MINOCQUA – After several months of study, a committee of the Minocqua Town Board has proposed enactment of a special sales tax called a premier resort area tax (PRAT) on tourist related purchases to finance road projects.
The tax could produce as much as $600,000 annually for the town, suggested Phil Albert, member of the town’s broadband and business development committee that undertook the study last May. The figure is an estimate from the Wisconsin Department of Revenue.
“I think 600 thousand can go a long ways for street improvements and potholes in the town of Minocqua,” Albert said.

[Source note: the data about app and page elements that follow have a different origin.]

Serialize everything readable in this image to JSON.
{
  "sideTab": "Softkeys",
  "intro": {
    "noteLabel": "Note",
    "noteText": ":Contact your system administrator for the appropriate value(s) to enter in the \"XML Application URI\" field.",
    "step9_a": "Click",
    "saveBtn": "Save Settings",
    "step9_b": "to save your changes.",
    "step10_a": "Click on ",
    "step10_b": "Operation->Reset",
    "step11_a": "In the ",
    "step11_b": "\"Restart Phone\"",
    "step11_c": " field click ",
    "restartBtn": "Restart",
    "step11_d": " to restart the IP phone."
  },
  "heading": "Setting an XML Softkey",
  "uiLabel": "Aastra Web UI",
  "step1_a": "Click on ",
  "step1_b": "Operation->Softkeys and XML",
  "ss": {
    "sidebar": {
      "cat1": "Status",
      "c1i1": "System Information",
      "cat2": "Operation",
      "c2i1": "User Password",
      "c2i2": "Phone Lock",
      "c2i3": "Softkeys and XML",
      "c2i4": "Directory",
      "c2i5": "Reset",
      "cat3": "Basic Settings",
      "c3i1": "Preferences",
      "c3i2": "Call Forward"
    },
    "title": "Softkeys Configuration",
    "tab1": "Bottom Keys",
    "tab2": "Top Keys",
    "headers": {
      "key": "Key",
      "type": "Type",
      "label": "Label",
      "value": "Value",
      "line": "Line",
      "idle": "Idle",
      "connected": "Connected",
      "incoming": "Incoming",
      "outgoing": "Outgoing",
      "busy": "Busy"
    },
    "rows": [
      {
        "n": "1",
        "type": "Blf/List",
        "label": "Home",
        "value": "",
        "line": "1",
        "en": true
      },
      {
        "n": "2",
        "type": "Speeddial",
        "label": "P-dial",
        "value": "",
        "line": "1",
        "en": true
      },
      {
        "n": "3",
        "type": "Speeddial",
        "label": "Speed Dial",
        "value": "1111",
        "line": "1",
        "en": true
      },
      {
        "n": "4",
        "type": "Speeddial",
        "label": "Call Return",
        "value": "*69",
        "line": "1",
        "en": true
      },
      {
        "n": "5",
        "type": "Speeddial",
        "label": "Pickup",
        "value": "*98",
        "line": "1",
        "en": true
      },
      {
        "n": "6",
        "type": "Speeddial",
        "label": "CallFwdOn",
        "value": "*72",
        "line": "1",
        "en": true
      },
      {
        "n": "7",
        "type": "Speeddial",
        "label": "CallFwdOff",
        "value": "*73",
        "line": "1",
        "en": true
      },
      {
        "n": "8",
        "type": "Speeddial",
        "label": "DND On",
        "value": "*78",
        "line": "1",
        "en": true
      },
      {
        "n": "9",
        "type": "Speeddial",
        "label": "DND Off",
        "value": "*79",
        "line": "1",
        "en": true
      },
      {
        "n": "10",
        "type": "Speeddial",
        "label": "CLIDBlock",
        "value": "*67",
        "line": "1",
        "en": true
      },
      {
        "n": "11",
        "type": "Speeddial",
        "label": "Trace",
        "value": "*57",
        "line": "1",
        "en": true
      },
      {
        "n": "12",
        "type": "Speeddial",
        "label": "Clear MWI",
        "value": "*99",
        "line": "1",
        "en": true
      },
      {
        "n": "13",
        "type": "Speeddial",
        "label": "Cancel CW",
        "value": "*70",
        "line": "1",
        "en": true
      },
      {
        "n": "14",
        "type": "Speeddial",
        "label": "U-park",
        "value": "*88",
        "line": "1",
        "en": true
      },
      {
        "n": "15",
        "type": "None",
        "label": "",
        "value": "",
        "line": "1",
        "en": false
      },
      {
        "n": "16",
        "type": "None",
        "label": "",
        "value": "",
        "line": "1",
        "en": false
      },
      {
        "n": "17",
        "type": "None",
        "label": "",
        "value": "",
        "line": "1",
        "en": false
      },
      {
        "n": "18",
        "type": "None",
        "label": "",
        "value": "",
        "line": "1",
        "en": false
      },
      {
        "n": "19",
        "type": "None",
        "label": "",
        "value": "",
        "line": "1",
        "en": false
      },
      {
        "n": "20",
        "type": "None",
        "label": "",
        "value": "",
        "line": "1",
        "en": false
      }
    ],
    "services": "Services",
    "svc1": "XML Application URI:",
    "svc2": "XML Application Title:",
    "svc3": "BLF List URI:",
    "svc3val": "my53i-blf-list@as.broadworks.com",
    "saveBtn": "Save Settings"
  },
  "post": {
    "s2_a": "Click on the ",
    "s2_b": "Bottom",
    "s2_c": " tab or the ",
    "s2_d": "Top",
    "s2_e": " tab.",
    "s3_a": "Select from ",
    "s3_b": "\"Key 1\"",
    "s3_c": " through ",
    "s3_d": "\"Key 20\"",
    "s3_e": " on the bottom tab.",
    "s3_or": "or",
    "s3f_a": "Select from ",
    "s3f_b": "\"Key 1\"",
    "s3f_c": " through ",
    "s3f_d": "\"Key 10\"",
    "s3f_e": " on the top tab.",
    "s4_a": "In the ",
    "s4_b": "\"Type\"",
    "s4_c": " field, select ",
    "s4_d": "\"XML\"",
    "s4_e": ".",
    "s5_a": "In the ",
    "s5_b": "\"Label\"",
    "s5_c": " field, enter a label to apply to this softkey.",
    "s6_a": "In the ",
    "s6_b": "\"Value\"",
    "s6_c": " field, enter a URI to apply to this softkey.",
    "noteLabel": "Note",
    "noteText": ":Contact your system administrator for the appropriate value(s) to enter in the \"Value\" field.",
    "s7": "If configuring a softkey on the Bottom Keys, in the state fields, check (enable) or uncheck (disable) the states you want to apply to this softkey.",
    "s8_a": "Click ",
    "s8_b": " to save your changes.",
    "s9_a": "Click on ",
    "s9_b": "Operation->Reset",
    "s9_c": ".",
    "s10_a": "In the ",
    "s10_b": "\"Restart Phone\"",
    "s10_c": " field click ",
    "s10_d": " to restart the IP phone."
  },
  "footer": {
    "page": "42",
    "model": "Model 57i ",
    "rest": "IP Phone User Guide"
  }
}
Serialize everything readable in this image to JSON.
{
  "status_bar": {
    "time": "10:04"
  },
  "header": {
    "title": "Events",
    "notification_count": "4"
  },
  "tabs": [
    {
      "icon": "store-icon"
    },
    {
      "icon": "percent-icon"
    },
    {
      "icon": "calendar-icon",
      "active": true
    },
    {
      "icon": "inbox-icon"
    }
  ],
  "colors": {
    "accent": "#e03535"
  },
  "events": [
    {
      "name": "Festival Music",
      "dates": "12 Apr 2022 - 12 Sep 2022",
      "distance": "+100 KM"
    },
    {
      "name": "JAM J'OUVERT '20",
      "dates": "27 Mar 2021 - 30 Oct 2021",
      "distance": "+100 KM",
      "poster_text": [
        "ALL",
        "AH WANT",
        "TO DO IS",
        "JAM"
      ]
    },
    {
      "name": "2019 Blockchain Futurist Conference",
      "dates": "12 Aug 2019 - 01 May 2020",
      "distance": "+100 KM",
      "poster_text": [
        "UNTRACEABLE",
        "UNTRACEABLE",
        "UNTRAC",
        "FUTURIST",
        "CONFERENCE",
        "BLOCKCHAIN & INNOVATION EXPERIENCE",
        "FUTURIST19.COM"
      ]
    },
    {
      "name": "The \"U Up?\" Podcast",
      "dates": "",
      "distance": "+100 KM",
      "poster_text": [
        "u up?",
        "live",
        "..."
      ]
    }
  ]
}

In addition, he said, the town could accelerate its road program using PRAT funds. Albert and committee chair Pete Otis outlined the broad concepts of PRAT to the town board Tuesday. The town board did not vote on the proposal, but directed the committee to further study the matter. Otis wants to hold public meetings to educate the public on the proposal. The proposal wasn’t met with high enthusiasm, but nor did it produce solid opposition.
Supervisor Billy Fried voiced skepticism, saying no one welcomes an additional tax. But he, like the others, was willing to learn more, including how the business community views the proposed tax. “Personally, I’m resistant to it,” Fried commented, “But I’m open to further discussion and finding out questions and concerns and maybe surveying some of our local businesses to see what their feelings are on it. “The money always look good, but sometimes you know you’re going to drive people to do more on-line shopping or go someplace else. Sometimes it’s good to say, hey come here, we don’t have a PRAT tax. I want to make sure we consider both sides and balance it before we move it forward too quickly.”
Supervisor and business owner Bill Stengl said while the impact may not be large on a single purchase (he noted that PRAT on a $1,000 bicycle purchase would be $5), consumers would be reluctant to see another tax. “My initial thought is based on what I’ve heard so far, is that anything that makes our merchants less competitive is not something I’m interested in,” Stengl said. “It’s a mental issue. Amazon is not going to collect PRAT tax.” But Otis said roads have to be paid for, whether with PRAT revenues or with real estate taxes. With 190 miles of town roads, the need is there.
Public works director Mark Pertile said it costs $175,000 to put down a mile of new asphalt. Wisconsin Act 25 allows the PRAT to be as high as 1.5 percent (City of Wisconsin Dells and Village of Lake Delton both charge 1.25 percent), but the Minocqua committee is looking at the lowest 0.5 percent rate. Both tourists and residents would pay the tax. Two Lakeland area cities already have the tax: Rhinelander and Eagle River, both at 0.5 percent. Otis said Rhinelander is expected to generate $400,000 this year from the tax, an amount that was predicted by DOR. The state would collect the PRAT from retailers and remit 97 percent of the funds back to Minocqua. A vote on the PRAT probably won’t be made for months, pending those public meetings. When it does, supervisors will be asked to put the matter before the electorate in a binding referendum. If the voters agree to the PRAT, then it would go to the state Legislature for approval. If approved there, then the town could use PRAT revenue for a number of projects, just as long it was related to infrastructure expenses. In addition to roads, allowable uses are for sewer and water, sidewalks, boat ramps and even fire trucks. But supervisors were of one mind, that if approved, that PRAT funds would go for road repairs and maintenance. N
ot all businesses, nor all products and services would be subject to the PRAT. For instance, food in grocery stores (already exempt from sales tax) would not be taxed; nor big-ticket items such as boats and cars, said Otis. Whether a business is subject to PRAT is determined by what’s called a Standard Industrial Classification (SIC) code that each business uses when filing tax returns to the state. State law says a municipality or other political entity can enact a PRAT ordinance on its own if at least 40 percent of the equalized assessed value of the taxable property within its boundaries is used by tourism-related retailers. Otherwise, they have to petition the Legislature for approval.
Minocqua, like Rhinelander and Eagle River, doesn’t have that 40 percent threshold. But first, two-thirds of the town board would have to approve an ordinance or resolution declaring its intent to declare itself a premiere resort area. Then comes the binding referendum on a majority vote. The referendum would likely take place next November.